In a decade from now, Indian Air Force (IAF) fighters deployed deep inside Pakistani or Chinese air space could be accompanied by three or more ''unmanned wingmen", armed stealth drones which will fight alongside IAF fighters to hit high-value enemy targets.
''These platforms will be the first line of offense in operations against heavily defended, integrated air defence networks" says one of the key designers involved in the project being led by Hindustan Aeronautics. An Indian defence startup is also a part of the mission team.
Each drone will initially be armed with a single precision-guided weapon, such as an air-to-surface missile or a laser-guided bomb. Future versions of the platform will also be able to fire air-to-air missiles to target enemy fighters.
In simple terms, the unmanned wingman will be connected to a heavily-upgraded IAF Jaguar fighter bomber (called the Jaguar Max); pilots onboard which will assign specific tasks to each of the unmanned drones which fly alongside the fighter.
"Unmanned wingman platforms can target enemy airfields, army installations, radar sites and enemy surface-to-air missile launchers," says the key designer of the design team, tasks which are assigned to each drone through an indigenously developed two-way data-link. ''Not only do they increase the spread of offensive firepower in each and every mission, they also reduce potential casualties because they are unmanned aircraft,'' the design team member said.

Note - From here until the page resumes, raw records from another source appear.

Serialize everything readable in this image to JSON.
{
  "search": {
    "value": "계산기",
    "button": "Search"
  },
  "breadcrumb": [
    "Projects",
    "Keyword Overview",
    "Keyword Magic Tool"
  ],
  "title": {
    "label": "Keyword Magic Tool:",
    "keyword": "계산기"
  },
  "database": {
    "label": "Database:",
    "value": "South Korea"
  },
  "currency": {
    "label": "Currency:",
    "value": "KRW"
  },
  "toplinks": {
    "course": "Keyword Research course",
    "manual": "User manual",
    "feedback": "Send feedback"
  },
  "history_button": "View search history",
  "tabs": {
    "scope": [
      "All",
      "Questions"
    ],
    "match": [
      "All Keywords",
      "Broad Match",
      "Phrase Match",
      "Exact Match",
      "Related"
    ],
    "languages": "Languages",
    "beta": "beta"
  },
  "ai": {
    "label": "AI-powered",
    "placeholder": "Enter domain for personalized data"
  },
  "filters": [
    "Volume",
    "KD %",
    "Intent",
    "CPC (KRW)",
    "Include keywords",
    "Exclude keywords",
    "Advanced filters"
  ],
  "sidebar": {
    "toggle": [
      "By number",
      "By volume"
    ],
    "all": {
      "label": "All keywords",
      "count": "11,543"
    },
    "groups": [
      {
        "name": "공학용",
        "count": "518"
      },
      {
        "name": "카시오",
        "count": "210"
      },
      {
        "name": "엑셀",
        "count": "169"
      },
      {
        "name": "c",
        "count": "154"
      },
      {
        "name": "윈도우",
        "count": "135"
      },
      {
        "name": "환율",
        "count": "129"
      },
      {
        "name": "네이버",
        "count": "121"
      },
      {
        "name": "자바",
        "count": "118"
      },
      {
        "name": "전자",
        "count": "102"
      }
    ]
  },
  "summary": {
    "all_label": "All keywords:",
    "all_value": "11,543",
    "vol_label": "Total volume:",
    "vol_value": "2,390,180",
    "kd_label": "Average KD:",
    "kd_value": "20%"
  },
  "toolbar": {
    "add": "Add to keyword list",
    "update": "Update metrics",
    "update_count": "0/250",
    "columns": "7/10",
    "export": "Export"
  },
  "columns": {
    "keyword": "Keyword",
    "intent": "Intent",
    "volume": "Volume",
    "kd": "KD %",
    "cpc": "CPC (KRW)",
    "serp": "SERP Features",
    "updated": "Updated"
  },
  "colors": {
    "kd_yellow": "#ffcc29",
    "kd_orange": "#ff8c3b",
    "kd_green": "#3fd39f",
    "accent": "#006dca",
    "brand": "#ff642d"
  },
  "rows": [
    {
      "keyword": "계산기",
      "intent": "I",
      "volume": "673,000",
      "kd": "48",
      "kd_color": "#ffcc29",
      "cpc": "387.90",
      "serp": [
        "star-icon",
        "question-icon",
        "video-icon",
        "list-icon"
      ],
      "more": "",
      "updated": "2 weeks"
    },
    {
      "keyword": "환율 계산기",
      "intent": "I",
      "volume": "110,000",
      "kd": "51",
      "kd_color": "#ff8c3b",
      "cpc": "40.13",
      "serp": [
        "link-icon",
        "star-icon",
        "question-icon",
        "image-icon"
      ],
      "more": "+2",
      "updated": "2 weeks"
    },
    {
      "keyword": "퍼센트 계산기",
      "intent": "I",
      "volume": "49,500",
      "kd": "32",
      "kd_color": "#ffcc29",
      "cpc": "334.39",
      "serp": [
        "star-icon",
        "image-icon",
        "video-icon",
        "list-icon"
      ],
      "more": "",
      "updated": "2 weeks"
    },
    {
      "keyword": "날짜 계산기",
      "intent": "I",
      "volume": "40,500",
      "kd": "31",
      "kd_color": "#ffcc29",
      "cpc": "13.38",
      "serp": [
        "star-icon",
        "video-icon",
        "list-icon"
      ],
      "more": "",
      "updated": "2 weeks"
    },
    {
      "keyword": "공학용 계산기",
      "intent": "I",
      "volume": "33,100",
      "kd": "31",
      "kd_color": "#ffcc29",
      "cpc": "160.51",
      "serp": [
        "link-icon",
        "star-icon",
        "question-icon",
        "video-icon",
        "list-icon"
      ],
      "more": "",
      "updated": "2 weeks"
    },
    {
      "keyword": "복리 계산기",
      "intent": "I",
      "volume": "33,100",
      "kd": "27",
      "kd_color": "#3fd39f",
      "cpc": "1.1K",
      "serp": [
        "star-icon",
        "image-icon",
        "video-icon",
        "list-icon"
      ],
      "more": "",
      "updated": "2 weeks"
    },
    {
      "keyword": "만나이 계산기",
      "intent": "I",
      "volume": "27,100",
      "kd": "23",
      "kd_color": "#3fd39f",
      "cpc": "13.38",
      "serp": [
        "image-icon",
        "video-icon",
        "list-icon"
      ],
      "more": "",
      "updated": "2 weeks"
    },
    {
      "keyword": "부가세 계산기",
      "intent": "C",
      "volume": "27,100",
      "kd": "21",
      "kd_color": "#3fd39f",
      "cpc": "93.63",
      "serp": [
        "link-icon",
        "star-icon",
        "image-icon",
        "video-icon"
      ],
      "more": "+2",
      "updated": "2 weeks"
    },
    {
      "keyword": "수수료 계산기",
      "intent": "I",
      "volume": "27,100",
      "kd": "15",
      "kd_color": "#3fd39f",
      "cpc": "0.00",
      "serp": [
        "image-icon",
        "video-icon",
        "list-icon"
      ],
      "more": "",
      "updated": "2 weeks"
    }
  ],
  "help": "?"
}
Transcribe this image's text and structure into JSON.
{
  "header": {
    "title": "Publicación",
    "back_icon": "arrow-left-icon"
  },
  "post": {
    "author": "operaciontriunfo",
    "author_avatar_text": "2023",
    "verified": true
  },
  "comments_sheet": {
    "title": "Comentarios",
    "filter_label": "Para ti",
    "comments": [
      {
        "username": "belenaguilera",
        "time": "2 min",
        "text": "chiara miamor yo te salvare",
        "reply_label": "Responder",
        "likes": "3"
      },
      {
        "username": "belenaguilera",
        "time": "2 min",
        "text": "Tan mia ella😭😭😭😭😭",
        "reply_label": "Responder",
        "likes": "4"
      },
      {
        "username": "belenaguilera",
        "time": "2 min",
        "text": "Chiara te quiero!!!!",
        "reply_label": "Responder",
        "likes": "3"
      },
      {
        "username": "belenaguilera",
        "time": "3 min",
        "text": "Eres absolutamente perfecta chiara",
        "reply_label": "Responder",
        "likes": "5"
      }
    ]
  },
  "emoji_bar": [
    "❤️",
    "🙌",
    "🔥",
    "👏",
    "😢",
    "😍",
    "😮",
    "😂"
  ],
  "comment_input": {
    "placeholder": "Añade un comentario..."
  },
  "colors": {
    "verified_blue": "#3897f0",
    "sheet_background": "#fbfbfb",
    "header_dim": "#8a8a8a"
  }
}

''Each drone is also equipped with its own radar and sensors, data from which is transmitted back to the Jaguar fighter through the data-link so that the pilots get a comprehensive situational picture of all the targets and threats in the area.''
The concept of stealthy ''unmanned wingman'' drones come at a time when the Indian Air Force is struggling with an acute shortfall in its fighter squadrons. Some reports suggest that the IAF needs at least 200 more fighter jets to be effective in countering the threat of the Chinese Air Force and a resurgent Pakistan Air Force which has significantly upgraded its capabilities since the 1999 Kargil war where it could not compete with the Indian Air Force because its fighters lacked long-range air-to-air missiles.
Each HAL designed unmanned wingman is projected to cost under $5 million, a fraction of the cost of modern fighter aircraft like the Rafale which cost upwards of $92 million for a basic fighter without weaponry and support systems.
Still, for the unmanned wingman concept to be successful, there are important technological breakthroughs that need to be achieved. The drone is meant to be powered by the PTAE-7 turbojet engine which powers the indigenous Lakshya high speed target drone system. Designers of the unmanned wingman say a new engine needs to be acquired for the drone to improve its flight performance. Similarly, software for the command algorithms meant to control the unmanned drones and the design of the cockpit displays in the Jaguar fighter used to control the drones needs to be developed as well.
For Hindustan Aeronautics, the project to develop and deploy the unmanned wingman is a race against time. In June last year, China, considered a world-leader in drone technology, showcased its 'Dark Sword' unmanned stealth fighter for the first time, a supersonic fighter which has been described as a potential nightmare for US defences. The 'Dark Sword' is thought to have been under development for at least a decade.